And it’s that not knowing that is the evil mindfuck of business.
4) Don’t judge a book by its cover
It’s great to have business leaders/companies to look up to, to keep you driven and inspired. But before you model your decisions on outside observations (e.g. Company X that I admire did it this way, so we’re going to do it this way, too), you need to first understand what underlying factors motivate the decisions they make, e.g. single mom trying to make ends meet; board of directors/investors to answer to; bootstrapped; trust-funded, etc.
In-and-of-itself, none of these situations is a better or worse foundation for a business, but it does make a strong impact on how a business is run and what decisions are made. So while Company X may have made a decision you want to emulate, it doesn’t necessarily mean that decision is the right one for your company.
When it comes to decision-making time, be sure to think for yourself.

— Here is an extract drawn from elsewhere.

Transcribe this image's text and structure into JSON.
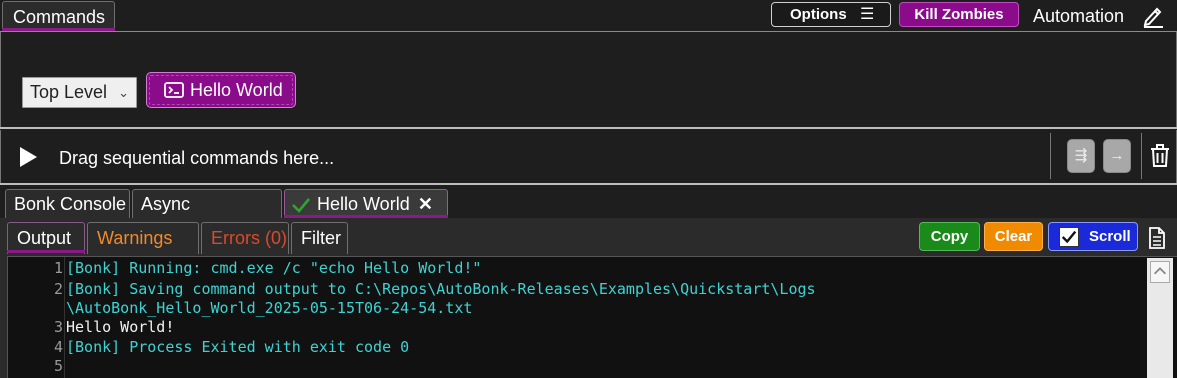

Running Treat often feels like an endless, exhausting game of Whac-A-Mole. Me, naively and repeatedly popping back up saying “We can do this.” And problem after problem continuously beating me back down saying “You can’t!” You can’t!” “You can’t!”
Bam! Bam! Bam!
They say “love what you do” and, in my experience, that absolutely has to be the case. I have no idea how you’d muster the motivation to keep going otherwise.
Don’t get me wrong. Owning Treat Bake Shop is incredibly rewarding. I am living my dream right now, and that in and of itself should be considered a success. While there is no perfect job, I honestly can’t think of anything different I’d rather be doing. But, damn, it’s hard.
--Sarah Marx Feldner